Identify, in the records below, every line where the string "você" appears, and copy each such line.

[Data entries]
· · · · · · ·

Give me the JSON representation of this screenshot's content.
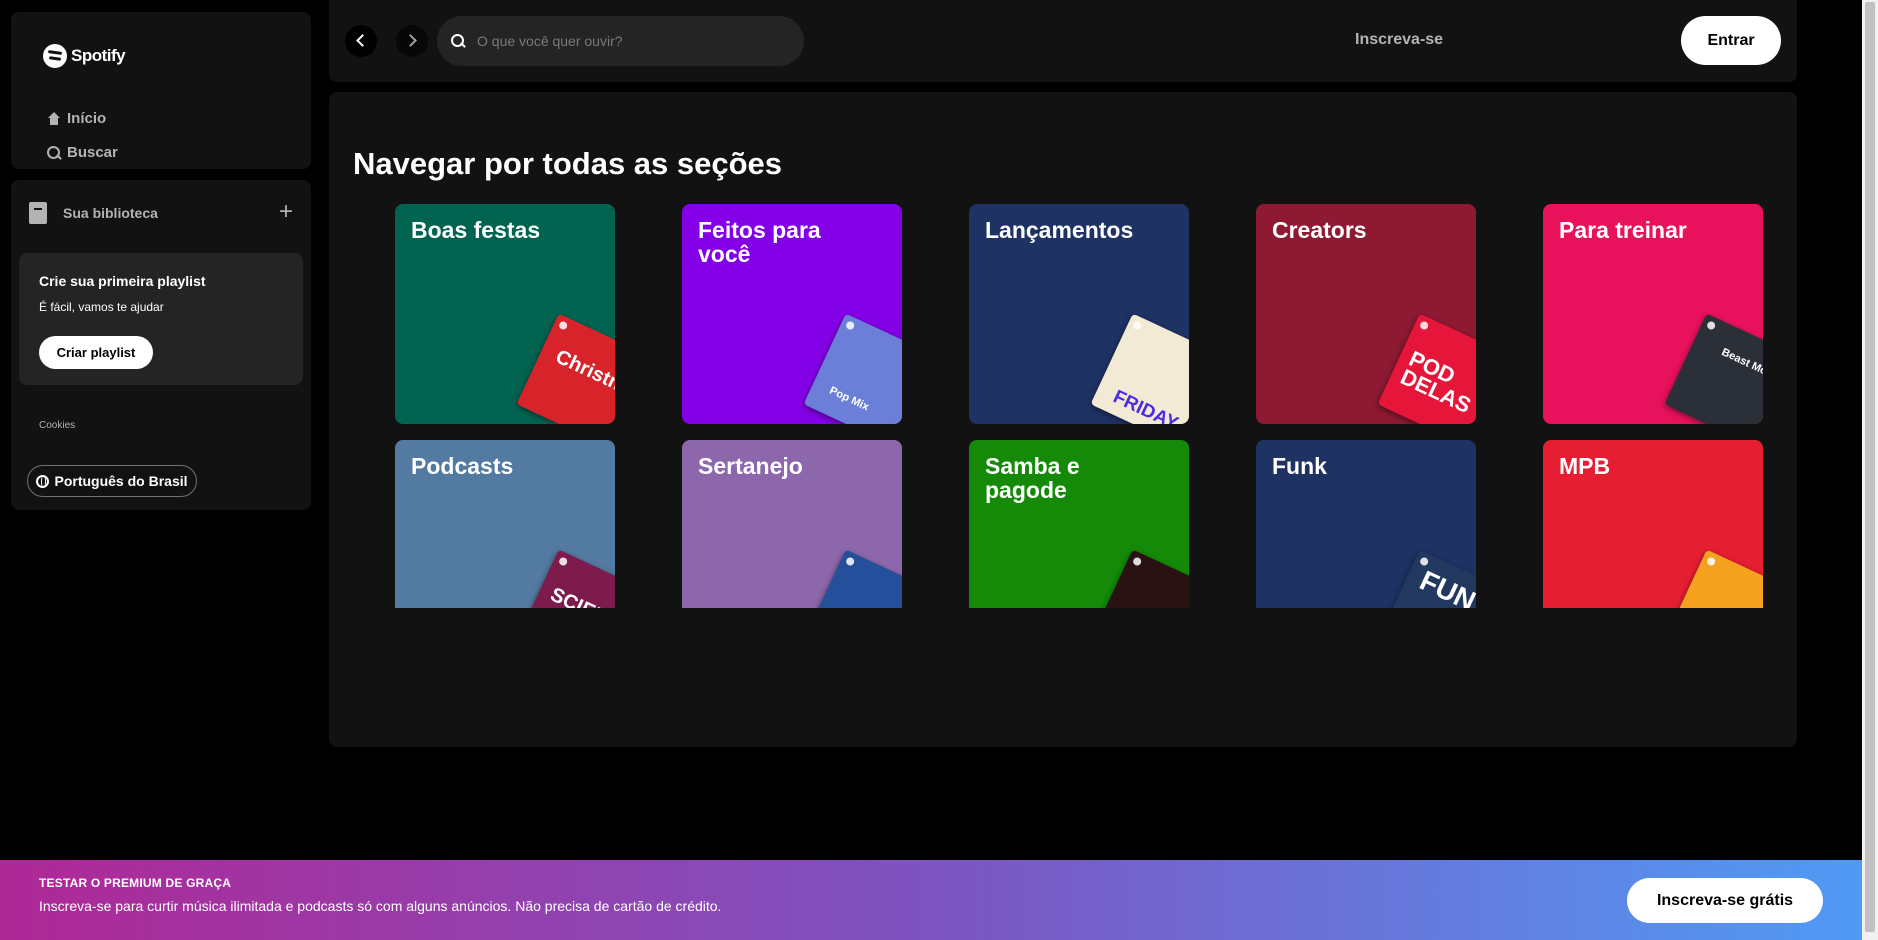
{
  "sidebar": {
    "logo": "Spotify",
    "nav": {
      "home": "Início",
      "search": "Buscar"
    },
    "library": {
      "title": "Sua biblioteca",
      "add_label": "+",
      "card_title": "Crie sua primeira playlist",
      "card_subtitle": "É fácil, vamos te ajudar",
      "create_button": "Criar playlist"
    },
    "cookies": "Cookies",
    "language": "Português do Brasil"
  },
  "topbar": {
    "search_placeholder": "O que você quer ouvir?",
    "signup": "Inscreva-se",
    "login": "Entrar"
  },
  "main": {
    "title": "Navegar por todas as seções",
    "categories": [
      {
        "title": "Boas festas",
        "color": "#006450",
        "art_color": "#d8232a",
        "art_text": "Christmas Hits"
      },
      {
        "title": "Feitos para você",
        "color": "#8400e7",
        "art_color": "#6c7fd8",
        "art_text": "Pop Mix"
      },
      {
        "title": "Lançamentos",
        "color": "#1e3264",
        "art_color": "#f3ead5",
        "art_text": "FRIDAY"
      },
      {
        "title": "Creators",
        "color": "#8d1932",
        "art_color": "#e6163b",
        "art_text": "POD DELAS"
      },
      {
        "title": "Para treinar",
        "color": "#e8115b",
        "art_color": "#2b2f38",
        "art_text": "Beast Mode"
      },
      {
        "title": "Podcasts",
        "color": "#537aa1",
        "art_color": "#7d1b4d",
        "art_text": "SCIENCE"
      },
      {
        "title": "Sertanejo",
        "color": "#8d67ab",
        "art_color": "#254f9a",
        "art_text": ""
      },
      {
        "title": "Samba e pagode",
        "color": "#148a08",
        "art_color": "#2a1114",
        "art_text": ""
      },
      {
        "title": "Funk",
        "color": "#1e3264",
        "art_color": "#23385f",
        "art_text": "FUN"
      },
      {
        "title": "MPB",
        "color": "#e61e32",
        "art_color": "#f4a11d",
        "art_text": ""
      }
    ]
  },
  "banner": {
    "kicker": "TESTAR O PREMIUM DE GRAÇA",
    "text": "Inscreva-se para curtir música ilimitada e podcasts só com alguns anúncios. Não precisa de cartão de crédito.",
    "button": "Inscreva-se grátis"
  }
}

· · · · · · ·

#### Answer below:
    "search_placeholder": "O que você quer ouvir?",
        "title": "Feitos para você",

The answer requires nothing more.